* **Task brief**
Restate all of the data below word for word.
_ _ _ _ _
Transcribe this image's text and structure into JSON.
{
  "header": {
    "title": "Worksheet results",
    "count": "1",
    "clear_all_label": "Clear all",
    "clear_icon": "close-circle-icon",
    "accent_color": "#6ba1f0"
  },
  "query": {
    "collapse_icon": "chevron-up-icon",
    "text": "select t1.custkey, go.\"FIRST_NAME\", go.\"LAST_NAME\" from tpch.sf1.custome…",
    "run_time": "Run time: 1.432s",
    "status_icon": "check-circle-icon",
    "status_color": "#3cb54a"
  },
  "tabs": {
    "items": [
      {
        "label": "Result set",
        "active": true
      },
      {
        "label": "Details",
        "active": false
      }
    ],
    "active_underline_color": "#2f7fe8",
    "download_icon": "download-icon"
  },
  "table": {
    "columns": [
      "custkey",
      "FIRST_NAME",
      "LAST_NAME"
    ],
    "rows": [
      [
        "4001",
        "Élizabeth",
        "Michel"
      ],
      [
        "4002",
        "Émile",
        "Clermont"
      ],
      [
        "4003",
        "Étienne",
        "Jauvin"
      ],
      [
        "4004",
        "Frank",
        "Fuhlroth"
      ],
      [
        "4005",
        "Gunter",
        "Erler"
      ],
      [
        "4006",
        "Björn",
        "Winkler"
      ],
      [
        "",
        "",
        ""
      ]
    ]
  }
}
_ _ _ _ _
* **Reply to the task**
Transcribe this image's text and structure into JSON.
{
  "header": {
    "title": "Worksheet results",
    "count": "1",
    "clear_all_label": "Clear all",
    "clear_icon": "close-circle-icon",
    "accent_color": "#6ba1f0"
  },
  "query": {
    "collapse_icon": "chevron-up-icon",
    "text": "select t1.custkey, go.\"FIRST_NAME\", go.\"LAST_NAME\" from tpch.sf1.custome…",
    "run_time": "Run time: 1.432s",
    "status_icon": "check-circle-icon",
    "status_color": "#3cb54a"
  },
  "tabs": {
    "items": [
      {
        "label": "Result set",
        "active": true
      },
      {
        "label": "Details",
        "active": false
      }
    ],
    "active_underline_color": "#2f7fe8",
    "download_icon": "download-icon"
  },
  "table": {
    "columns": [
      "custkey",
      "FIRST_NAME",
      "LAST_NAME"
    ],
    "rows": [
      [
        "4001",
        "Élizabeth",
        "Michel"
      ],
      [
        "4002",
        "Émile",
        "Clermont"
      ],
      [
        "4003",
        "Étienne",
        "Jauvin"
      ],
      [
        "4004",
        "Frank",
        "Fuhlroth"
      ],
      [
        "4005",
        "Gunter",
        "Erler"
      ],
      [
        "4006",
        "Björn",
        "Winkler"
      ],
      [
        "",
        "",
        ""
      ]
    ]
  }
}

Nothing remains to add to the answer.